City of Dark Magic (City of Dark Magic #1)
by Magnus Flyte
The author: Magnus Flyte is the male pseudonym used by writing duo Meg Howrey and Christina Lynch. As Magnus Flyte, they have written two novels, New York Times bestseller City of Dark Magic and City of Lost Dreams. The persona of Magnus Flyte is characterized by his obscurity and elusive nature regarding the public, as well as his conflicting biographical details.
Howrey is a former dancer with and she is the author of the novels The Cranes Dance and Blind Sight and lives in Los Angeles. Lynch is a television writer and former Milan correspondent for W Magazine.
Howrey and Lynch first met and became friends at a writers’ retreat. The idea to collaborate on a novel came while Howrey was visiting Lynch at her home near Sequoia National Park. The setting for City of Dark Magic was initially inspired by Lynch’s stepmother, who lives in Prague.

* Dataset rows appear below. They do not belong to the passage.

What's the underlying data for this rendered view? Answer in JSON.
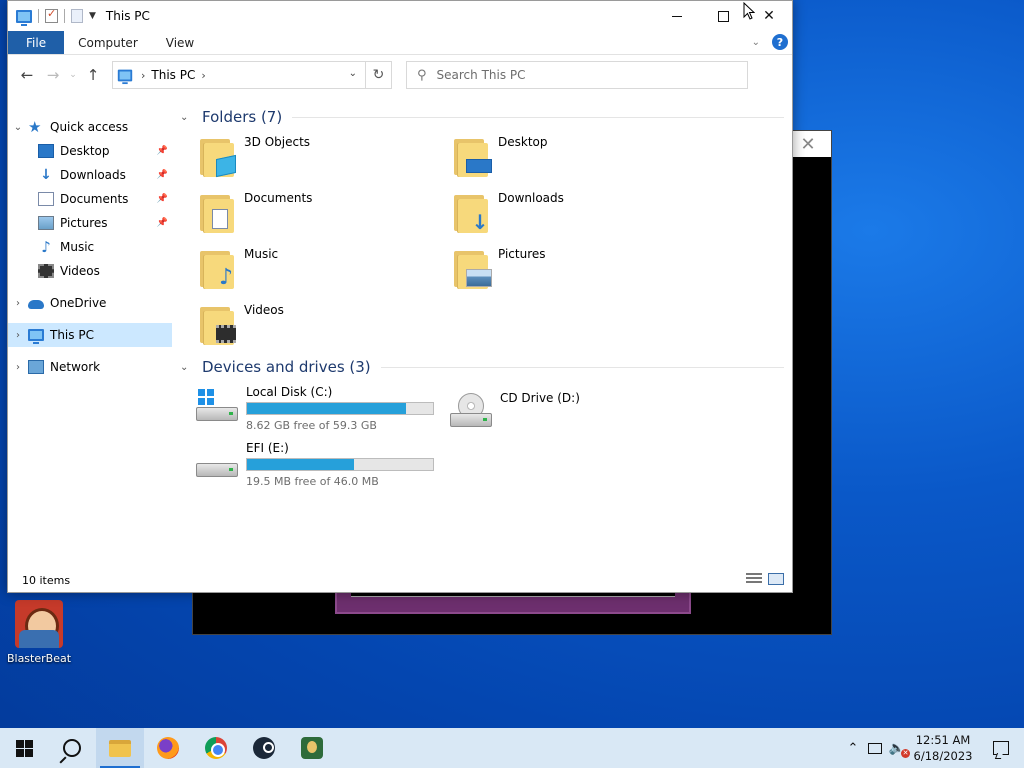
{
  "window": {
    "title": "This PC",
    "controls": {
      "minimize": "",
      "maximize": "",
      "close": "✕"
    }
  },
  "ribbon": {
    "tabs": [
      "File",
      "Computer",
      "View"
    ],
    "help": "?"
  },
  "address": {
    "location": "This PC",
    "search_placeholder": "Search This PC"
  },
  "nav": {
    "quick_access": "Quick access",
    "quick_items": [
      "Desktop",
      "Downloads",
      "Documents",
      "Pictures",
      "Music",
      "Videos"
    ],
    "onedrive": "OneDrive",
    "this_pc": "This PC",
    "network": "Network"
  },
  "folders": {
    "header": "Folders (7)",
    "items": [
      "3D Objects",
      "Desktop",
      "Documents",
      "Downloads",
      "Music",
      "Pictures",
      "Videos"
    ]
  },
  "drives": {
    "header": "Devices and drives (3)",
    "items": [
      {
        "name": "Local Disk (C:)",
        "free": "8.62 GB free of 59.3 GB",
        "used_fraction": 0.855
      },
      {
        "name": "CD Drive (D:)"
      },
      {
        "name": "EFI (E:)",
        "free": "19.5 MB free of 46.0 MB",
        "used_fraction": 0.576
      }
    ]
  },
  "status": {
    "items": "10 items"
  },
  "desktop": {
    "icon_label": "BlasterBeat"
  },
  "taskbar": {
    "time": "12:51 AM",
    "date": "6/18/2023"
  },
  "colors": {
    "accent": "#1f5fa8",
    "selection": "#cce8ff",
    "drive_bar": "#26a0da"
  }
}
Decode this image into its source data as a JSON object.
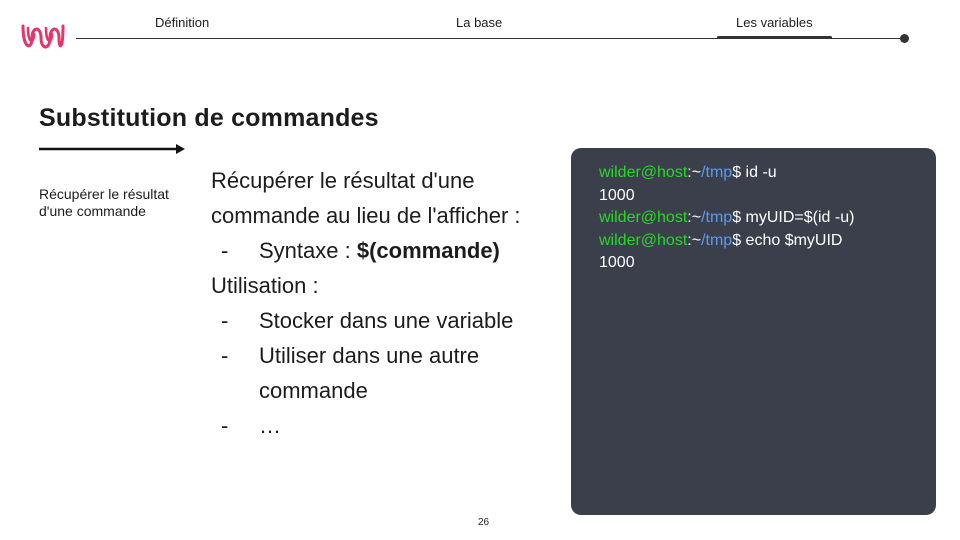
{
  "nav": {
    "items": [
      "Définition",
      "La base",
      "Les variables"
    ],
    "active_index": 2
  },
  "slide": {
    "title": "Substitution de commandes",
    "side_note": "Récupérer le résultat d'une commande",
    "body": {
      "line1": "Récupérer le résultat d'une",
      "line2": "commande  au lieu de l'afficher :",
      "bullet_marker": "-",
      "syntax_label": "Syntaxe : ",
      "syntax_value": "$(commande)",
      "usage_heading": "Utilisation :",
      "usage_items": [
        "Stocker dans une variable",
        "Utiliser dans une autre",
        "commande",
        "…"
      ]
    }
  },
  "terminal": {
    "lines": [
      {
        "user": "wilder@host",
        "sep": ":",
        "tilde": "~",
        "path": "/tmp",
        "cmd": "$ id -u"
      },
      {
        "output": "1000"
      },
      {
        "user": "wilder@host",
        "sep": ":",
        "tilde": "~",
        "path": "/tmp",
        "cmd": "$ myUID=$(id -u)"
      },
      {
        "user": "wilder@host",
        "sep": ":",
        "tilde": "~",
        "path": "/tmp",
        "cmd": "$ echo $myUID"
      },
      {
        "output": "1000"
      }
    ],
    "colors": {
      "background": "#3a3f4b",
      "user": "#2ad72a",
      "path": "#5b9bf0",
      "text": "#ffffff"
    }
  },
  "footer": {
    "page_number": "26"
  },
  "brand": {
    "logo_color": "#e8336b"
  }
}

The book: Once a city of enormous wealth and culture, Prague was home to emperors, alchemists, astronomers, and, as it’s whispered, hell portals. When music student Sarah Weston lands a summer job at Prague Castle cataloging Beethoven’s manuscripts, she has no idea how dangerous her life is about to become. Prague is a threshold, Sarah is warned, and it is steeped in blood.
Soon after Sarah arrives, strange things begin to happen. She learns that her mentor, who was working at the castle, may not have committed suicide after all. Could his cryptic notes be warnings? As Sarah parses his clues about Beethoven’s “Immortal Beloved,” she manages to get arrested, to have tantric sex in a public fountain, and to discover a time-warping drug. She also catches the attention of a four-hundred-year-old dwarf, the handsome Prince Max, and a powerful U.S. senator with secrets she will do anything to hide.

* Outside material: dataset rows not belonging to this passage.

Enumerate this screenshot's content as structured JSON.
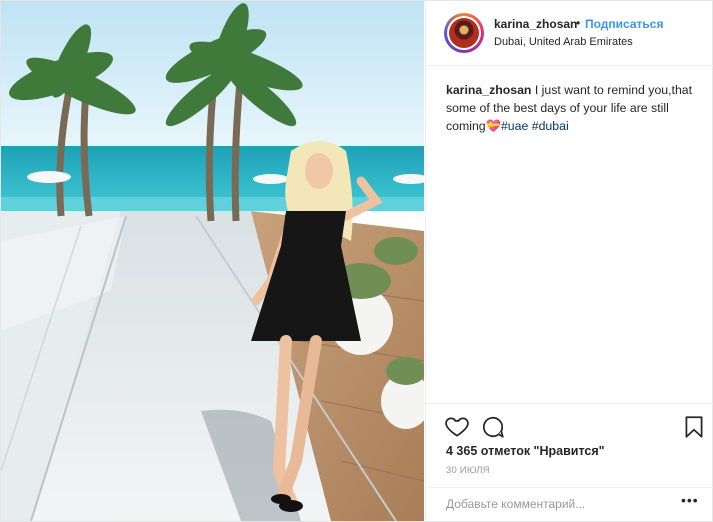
{
  "post": {
    "username": "karina_zhosan",
    "follow_label": "Подписаться",
    "separator": "•",
    "location": "Dubai, United Arab Emirates",
    "caption": {
      "username": "karina_zhosan",
      "text": " I just want to remind you,that some of the best days of your life are still coming",
      "emoji": "💝",
      "tags": [
        "#uae",
        "#dubai"
      ]
    },
    "likes_text": "4 365 отметок \"Нравится\"",
    "date": "30 ИЮЛЯ",
    "comment_placeholder": "Добавьте комментарий...",
    "more_label": "•••"
  },
  "icons": {
    "like": "heart-icon",
    "comment": "comment-icon",
    "save": "bookmark-icon",
    "more": "more-dots-icon"
  },
  "colors": {
    "link": "#3897f0",
    "hashtag": "#003569",
    "text": "#262626",
    "muted": "#999999",
    "border": "#efefef"
  }
}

The Cuckoo’s Calling (Cormoran Strike #1)
by Robert Galbraith
The author: Joanne Rowling, writing under the pen names J. K. Rowling and Robert Galbraith, is a British novelist, screenwriter, and producer who is best known for writing the Harry Potter fantasy series. Rowling has lived a “rags to riches” life story, in which she progressed from living on state benefits to being the world’s first billionaire author. However, she lost her billionaire status from giving away much of her earnings to charity.

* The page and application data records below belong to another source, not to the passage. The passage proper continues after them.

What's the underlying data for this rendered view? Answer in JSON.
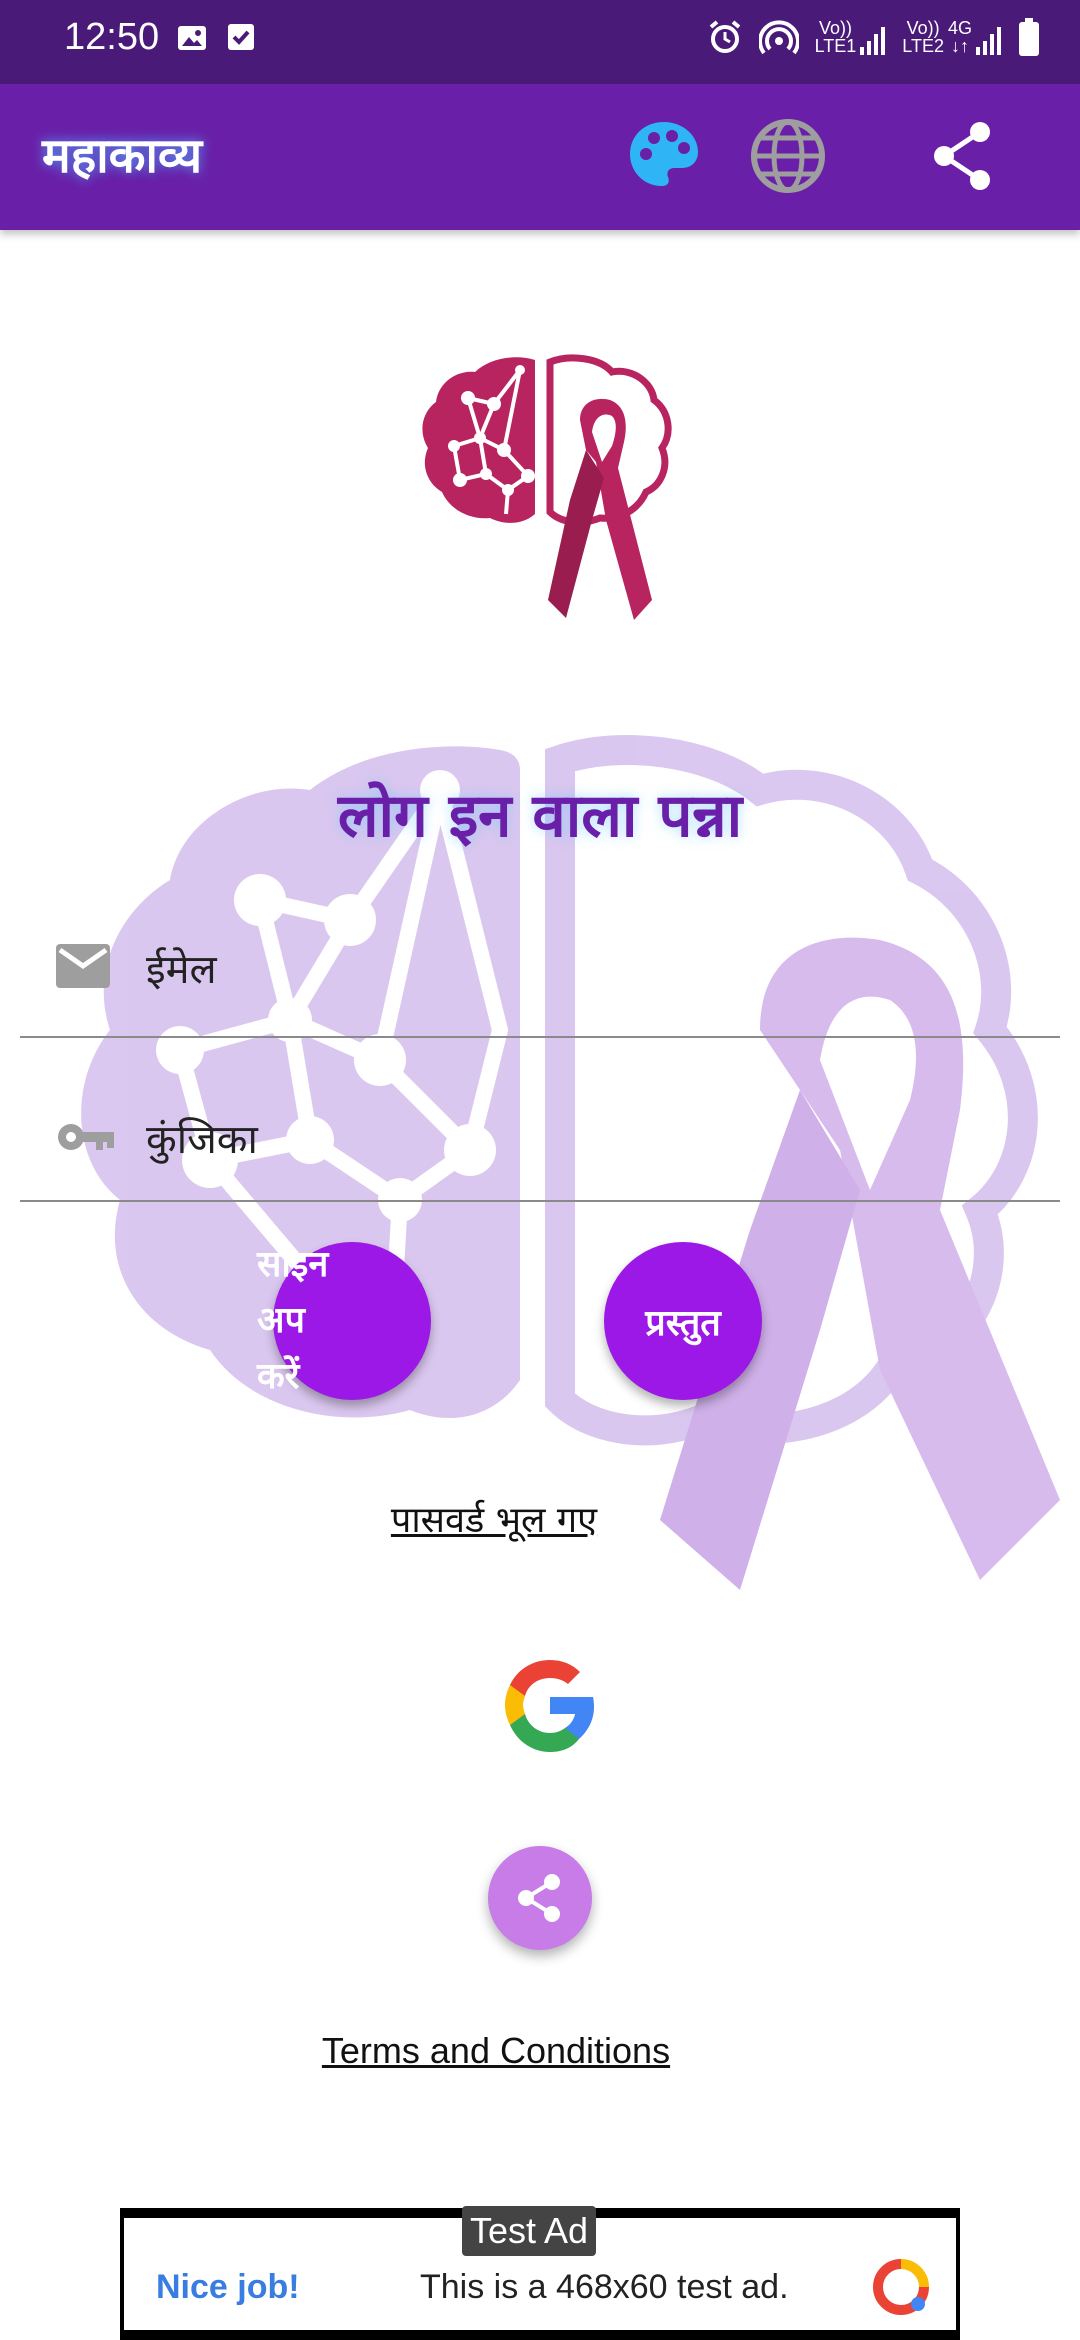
{
  "status_bar": {
    "time": "12:50",
    "net1_top": "Vo))",
    "net1_bottom": "LTE1",
    "net2_top": "Vo))",
    "net2_bottom": "LTE2",
    "net3_top": "4G"
  },
  "app_bar": {
    "title": "महाकाव्य",
    "icons": [
      "palette-icon",
      "globe-icon",
      "share-icon"
    ]
  },
  "login": {
    "page_title": "लोग इन वाला पन्ना",
    "email_label": "ईमेल",
    "password_label": "कुंजिका",
    "signup_lines": [
      "साइन",
      "अप",
      "करें"
    ],
    "submit_label": "प्रस्तुत",
    "forgot_link": "पासवर्ड भूल गए",
    "terms_link": "Terms and Conditions"
  },
  "ad": {
    "badge": "Test Ad",
    "headline": "Nice job!",
    "text": "This is a 468x60 test ad."
  },
  "colors": {
    "status_bar": "#4a1a78",
    "app_bar": "#6a1fa8",
    "button_purple": "#9b18e6",
    "share_fab": "#c77ce8",
    "logo_magenta": "#b8245f",
    "watermark": "#cfb2ea"
  }
}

As a child, Rowling often wrote fantasy stories, which she would usually then read to her sister.
The book: After losing his leg to a land mine in Afghanistan, Cormoran Strike is barely scraping by as a private investigator. Strike is down to one client, and creditors are calling. He has also just broken up with his longtime girlfriend and is living in his office.
Then John Bristow walks through his door with an amazing story: His sister, the legendary supermodel Lula Landry, known to her friends as the Cuckoo, famously fell to her death a few months earlier. The police ruled it a suicide, but John refuses to believe that. The case plunges Strike into the world of multimillionaire beauties, rock-star boyfriends, and desperate designers, and it introduces him to every variety of pleasure, enticement, seduction, and delusion known to man.
Do you have any other recommendation for this prompt?